Tag Archives: indie

SOAR’s new album

I like the review, from theowlmag.com, of SOAR’s new album. I adopt his conclusions wholeheartedly. I don’t have much to add. Like I’ve said before about SOAR, I’m in love with their four-part harmonies, and also the times that they all take their voices off into separate melodies that blend like a cool fruit smoothie. Their guitars, bass and drums are voices, too. They sing with a whole range of near-human thoughts and impressions.

SOAR image

Soft Dial Tone is an enigmatic title, and there is much to ponder in the lyrics of the album. There are meanings in those words that I may never resolve, but we can try, can’t we? That’s what counts. Isn’t it? There is some overall feeling of transience, impermanence throughout the album. How timely. I was particularly struck with the eerie foreshadowing of the pandemic that has become our new reality. The second track, “Corner of a Room”, says “wash your hands” and feels like there’s no turning back from the choice between staying home and leaving home. We are all cornered, in a sense. Until we aren’t. And so the unsettling, disconnected nature of our lives today is echoed, like a Soft Dial Tone, in this album that is sometimes slow and contemplative, sometimes upbeat, and always ambivalent about whether there is any lasting difference between the two.

Go to Bandcamp at https://soartheband.bandcamp.com/album/soft-dial-tone

Music review of new SOAR album

**Originally published by 5432fun at http://5432fun.tumblr.com/tagged/reviews 

dark/gold by SOAR

CLAIMER [“Disclaimer” just doesn’t seem like the right word]: As you may infer, this reviewer is parentally related to SOAR the Band. The review that follows does not purport to be totally disinterested, but is true nonetheless.


Ten songs. dark/gold. SOAR the Band. No wasting time here. Even the very first song on the album, the song called “Fort Funston”, gives me goosebumps and goosebumps, for me, are the ultimate measure of real music. This is an album of voices that are sweet, and of vocal harmonies that are even sweeter. Harmony-wise, I’m not sure I’ve heard anything quite like it since The Mamas and the Papas. Yes, I’m old. Very old.

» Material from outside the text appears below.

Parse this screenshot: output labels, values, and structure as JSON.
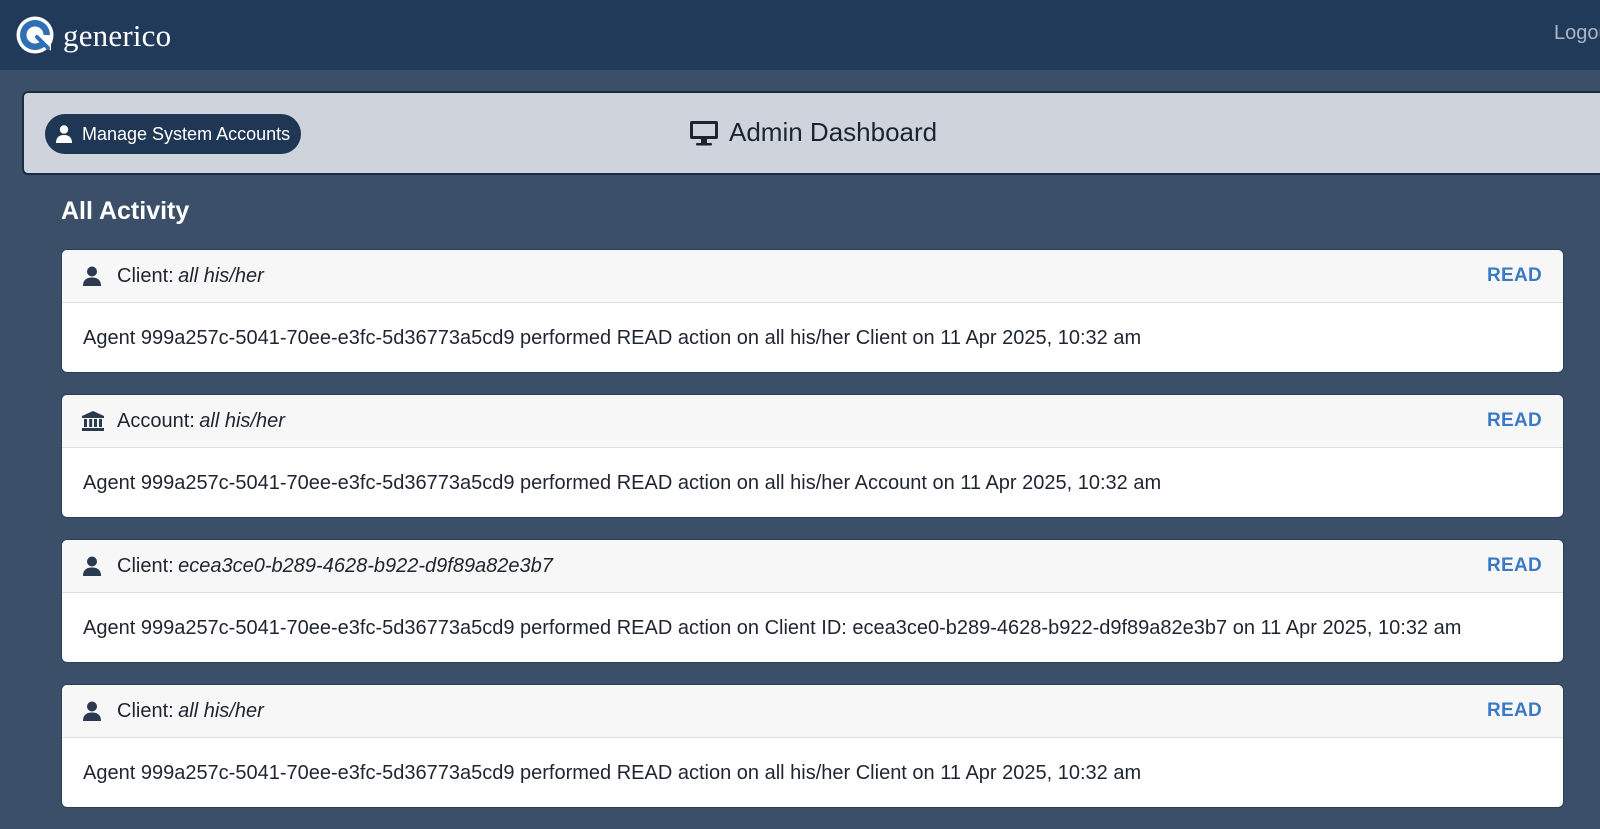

But, the guitars and the drums are anything but sweet. They are hard-driving and unrelenting. But getting back to the voices, they are loud and clear (and sweet) and not drowned out by the instrumentals. It’s a perfect balance, to my fussy ears. I can understand many or most of the words—not such a common thing with DIY indie pop punk bands. And the lyrics are well-written, provocative, memorable.

“19th Ave”, what a beautiful song. Holy smokes, the harmonies!

“Speakwrite”.  More goosebumps.

“Old Dogs”, song number 7 on the album. A musical journey through highly melodic tunes and refrains.

“Keeping a Record” is the name of the final track. I’ve seem them play this one live. I suspect that name has a double meaning. There’s an edge to those sweet voices. Anyway, just like the opening number: you gotta dance to this last one. Mandatory. Unless you’re me and your feet just don’t listen. Fortunately, my ears listen and they’re pretty happy with this album. And, like I mentioned above, they’re rather fussy.

Listen or purchase here: http://soartheband.bandcamp.com/

Chuck Redman